GOAL OF THE EXERCISE: Scan the material below and copy every line holding the word "نیاز".

INFORMATION:
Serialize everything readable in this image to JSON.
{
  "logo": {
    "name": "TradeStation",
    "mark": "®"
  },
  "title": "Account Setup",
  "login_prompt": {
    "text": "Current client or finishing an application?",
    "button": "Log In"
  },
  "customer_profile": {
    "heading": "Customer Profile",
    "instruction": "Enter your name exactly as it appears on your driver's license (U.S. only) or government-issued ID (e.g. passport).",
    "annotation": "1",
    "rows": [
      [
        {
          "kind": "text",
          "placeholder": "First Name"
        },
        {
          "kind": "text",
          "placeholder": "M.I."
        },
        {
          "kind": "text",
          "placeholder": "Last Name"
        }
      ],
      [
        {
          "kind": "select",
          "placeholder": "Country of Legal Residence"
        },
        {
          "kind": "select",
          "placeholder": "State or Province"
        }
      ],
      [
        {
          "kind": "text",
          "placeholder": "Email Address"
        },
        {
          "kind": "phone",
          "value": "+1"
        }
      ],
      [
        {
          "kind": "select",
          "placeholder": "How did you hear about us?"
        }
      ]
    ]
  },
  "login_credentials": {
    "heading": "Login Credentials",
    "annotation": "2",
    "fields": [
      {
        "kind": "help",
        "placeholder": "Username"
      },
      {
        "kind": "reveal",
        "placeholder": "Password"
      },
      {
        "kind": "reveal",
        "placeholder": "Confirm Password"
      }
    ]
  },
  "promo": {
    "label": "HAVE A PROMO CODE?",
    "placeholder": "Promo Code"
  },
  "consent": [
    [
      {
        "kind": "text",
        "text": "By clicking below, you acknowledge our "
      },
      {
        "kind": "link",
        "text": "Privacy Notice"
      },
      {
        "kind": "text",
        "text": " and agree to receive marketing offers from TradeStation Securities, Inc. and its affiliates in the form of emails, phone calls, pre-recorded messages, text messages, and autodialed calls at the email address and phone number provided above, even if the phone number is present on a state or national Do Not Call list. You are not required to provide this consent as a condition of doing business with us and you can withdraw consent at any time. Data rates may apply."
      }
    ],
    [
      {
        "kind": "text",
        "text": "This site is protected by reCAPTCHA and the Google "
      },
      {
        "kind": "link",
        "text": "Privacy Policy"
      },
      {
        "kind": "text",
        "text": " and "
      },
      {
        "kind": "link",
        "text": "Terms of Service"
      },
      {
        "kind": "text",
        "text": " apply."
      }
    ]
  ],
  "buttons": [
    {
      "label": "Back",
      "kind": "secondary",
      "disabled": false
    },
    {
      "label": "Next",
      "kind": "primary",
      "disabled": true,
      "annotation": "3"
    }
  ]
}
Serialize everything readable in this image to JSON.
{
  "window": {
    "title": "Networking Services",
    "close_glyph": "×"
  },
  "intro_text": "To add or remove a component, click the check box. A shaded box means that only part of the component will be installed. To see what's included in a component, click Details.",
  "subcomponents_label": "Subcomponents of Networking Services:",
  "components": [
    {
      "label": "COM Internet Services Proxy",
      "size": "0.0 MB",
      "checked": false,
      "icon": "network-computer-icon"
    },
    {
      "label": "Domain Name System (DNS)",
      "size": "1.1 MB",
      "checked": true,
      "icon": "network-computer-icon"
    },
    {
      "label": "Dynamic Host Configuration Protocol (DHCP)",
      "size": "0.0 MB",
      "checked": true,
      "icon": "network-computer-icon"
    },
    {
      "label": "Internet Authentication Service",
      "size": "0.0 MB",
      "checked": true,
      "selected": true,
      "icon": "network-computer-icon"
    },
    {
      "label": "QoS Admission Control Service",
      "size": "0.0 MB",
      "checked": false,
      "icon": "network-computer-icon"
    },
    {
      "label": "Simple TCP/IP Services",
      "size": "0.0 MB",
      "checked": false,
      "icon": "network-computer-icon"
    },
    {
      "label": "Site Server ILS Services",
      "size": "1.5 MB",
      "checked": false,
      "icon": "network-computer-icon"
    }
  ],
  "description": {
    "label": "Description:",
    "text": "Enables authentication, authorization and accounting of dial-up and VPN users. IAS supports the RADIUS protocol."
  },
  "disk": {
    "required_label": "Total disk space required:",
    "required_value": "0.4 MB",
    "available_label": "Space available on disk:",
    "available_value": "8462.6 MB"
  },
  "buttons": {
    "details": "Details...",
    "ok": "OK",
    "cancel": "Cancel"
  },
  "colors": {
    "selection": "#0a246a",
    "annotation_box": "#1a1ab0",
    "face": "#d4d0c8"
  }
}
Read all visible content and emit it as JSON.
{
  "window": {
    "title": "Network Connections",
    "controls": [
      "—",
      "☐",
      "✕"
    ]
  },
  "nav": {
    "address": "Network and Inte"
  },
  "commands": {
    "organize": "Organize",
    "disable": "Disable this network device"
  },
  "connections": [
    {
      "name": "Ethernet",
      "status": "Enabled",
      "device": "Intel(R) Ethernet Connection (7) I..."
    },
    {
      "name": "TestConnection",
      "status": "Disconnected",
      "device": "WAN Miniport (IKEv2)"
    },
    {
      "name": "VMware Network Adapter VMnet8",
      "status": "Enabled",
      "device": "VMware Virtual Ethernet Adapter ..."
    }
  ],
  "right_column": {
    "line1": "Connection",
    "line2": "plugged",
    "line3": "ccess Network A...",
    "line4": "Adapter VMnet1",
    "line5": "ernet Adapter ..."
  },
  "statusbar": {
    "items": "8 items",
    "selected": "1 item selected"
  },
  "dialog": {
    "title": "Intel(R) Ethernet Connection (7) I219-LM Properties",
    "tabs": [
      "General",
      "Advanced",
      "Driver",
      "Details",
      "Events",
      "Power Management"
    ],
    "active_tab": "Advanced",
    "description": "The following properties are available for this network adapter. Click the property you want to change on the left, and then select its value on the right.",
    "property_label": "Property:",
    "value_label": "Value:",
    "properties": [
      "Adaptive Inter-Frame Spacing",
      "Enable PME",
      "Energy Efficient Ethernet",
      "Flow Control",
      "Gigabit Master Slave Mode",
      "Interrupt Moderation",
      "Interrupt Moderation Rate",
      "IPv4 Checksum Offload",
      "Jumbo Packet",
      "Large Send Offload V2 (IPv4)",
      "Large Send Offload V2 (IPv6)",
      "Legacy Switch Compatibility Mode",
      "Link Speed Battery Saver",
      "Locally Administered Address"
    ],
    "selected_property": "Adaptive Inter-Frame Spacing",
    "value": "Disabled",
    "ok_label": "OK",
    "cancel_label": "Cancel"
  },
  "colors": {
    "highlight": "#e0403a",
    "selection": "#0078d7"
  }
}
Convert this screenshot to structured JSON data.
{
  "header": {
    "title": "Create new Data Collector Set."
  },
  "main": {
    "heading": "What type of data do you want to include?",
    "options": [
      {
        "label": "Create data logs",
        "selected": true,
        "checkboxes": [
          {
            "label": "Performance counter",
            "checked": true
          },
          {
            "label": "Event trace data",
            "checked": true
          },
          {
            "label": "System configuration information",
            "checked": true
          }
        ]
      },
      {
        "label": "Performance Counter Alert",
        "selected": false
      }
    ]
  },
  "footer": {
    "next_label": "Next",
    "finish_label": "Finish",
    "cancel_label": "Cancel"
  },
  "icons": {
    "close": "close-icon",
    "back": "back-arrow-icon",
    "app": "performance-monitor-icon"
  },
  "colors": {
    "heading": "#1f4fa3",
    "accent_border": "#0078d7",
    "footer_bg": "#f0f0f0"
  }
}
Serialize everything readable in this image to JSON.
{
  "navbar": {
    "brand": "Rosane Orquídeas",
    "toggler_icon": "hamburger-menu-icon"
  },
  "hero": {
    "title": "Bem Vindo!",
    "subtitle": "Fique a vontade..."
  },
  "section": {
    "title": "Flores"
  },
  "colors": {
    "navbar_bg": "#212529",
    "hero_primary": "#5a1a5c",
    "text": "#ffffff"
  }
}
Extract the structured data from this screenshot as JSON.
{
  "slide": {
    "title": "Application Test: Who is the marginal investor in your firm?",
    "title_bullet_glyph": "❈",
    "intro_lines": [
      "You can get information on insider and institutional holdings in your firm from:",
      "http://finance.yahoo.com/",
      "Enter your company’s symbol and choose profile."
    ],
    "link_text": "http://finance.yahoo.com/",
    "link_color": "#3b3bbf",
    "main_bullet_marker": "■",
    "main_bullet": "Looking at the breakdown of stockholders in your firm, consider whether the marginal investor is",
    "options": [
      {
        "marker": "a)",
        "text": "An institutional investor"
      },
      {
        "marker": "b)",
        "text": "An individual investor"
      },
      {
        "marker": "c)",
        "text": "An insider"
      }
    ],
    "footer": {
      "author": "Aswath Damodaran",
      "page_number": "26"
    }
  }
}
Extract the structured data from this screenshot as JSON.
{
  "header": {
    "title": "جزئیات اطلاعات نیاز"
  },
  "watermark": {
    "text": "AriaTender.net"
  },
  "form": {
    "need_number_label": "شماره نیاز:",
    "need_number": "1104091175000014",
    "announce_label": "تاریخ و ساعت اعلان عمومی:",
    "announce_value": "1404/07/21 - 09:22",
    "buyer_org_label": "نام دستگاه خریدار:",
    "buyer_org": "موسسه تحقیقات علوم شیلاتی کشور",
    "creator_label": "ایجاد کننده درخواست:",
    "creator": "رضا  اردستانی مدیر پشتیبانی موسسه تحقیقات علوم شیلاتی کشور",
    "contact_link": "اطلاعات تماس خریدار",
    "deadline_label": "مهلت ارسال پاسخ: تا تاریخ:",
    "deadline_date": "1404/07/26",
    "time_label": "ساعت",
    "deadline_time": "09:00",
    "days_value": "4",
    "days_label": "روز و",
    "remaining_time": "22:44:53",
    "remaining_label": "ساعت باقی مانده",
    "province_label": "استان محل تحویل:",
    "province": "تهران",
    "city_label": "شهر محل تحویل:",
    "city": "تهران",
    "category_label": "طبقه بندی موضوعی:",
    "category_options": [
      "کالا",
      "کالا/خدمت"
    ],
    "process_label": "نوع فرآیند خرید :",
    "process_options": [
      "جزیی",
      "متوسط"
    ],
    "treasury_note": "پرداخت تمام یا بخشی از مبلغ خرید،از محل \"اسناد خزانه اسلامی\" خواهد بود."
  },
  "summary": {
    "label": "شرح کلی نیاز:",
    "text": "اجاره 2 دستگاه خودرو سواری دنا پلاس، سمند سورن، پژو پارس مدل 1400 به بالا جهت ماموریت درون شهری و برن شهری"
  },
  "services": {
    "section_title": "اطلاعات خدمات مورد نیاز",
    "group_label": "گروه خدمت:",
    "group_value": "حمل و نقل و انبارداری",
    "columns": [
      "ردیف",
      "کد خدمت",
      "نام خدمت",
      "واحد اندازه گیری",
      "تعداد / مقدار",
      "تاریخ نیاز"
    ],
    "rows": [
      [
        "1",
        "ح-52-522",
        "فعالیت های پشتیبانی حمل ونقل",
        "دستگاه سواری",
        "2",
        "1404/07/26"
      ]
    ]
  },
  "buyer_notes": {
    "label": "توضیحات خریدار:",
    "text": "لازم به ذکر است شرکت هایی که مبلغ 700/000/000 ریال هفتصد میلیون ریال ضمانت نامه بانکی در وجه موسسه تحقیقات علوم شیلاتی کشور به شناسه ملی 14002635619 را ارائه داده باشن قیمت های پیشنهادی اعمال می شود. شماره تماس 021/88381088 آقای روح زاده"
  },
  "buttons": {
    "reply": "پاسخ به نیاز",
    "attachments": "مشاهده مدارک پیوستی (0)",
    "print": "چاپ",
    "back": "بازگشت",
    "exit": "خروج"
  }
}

RESULT FOR THIS TASK:
    "title": "جزئیات اطلاعات نیاز"
    "need_number_label": "شماره نیاز:",
    "label": "شرح کلی نیاز:",
    "section_title": "اطلاعات خدمات مورد نیاز",
      "تاریخ نیاز"
    "reply": "پاسخ به نیاز",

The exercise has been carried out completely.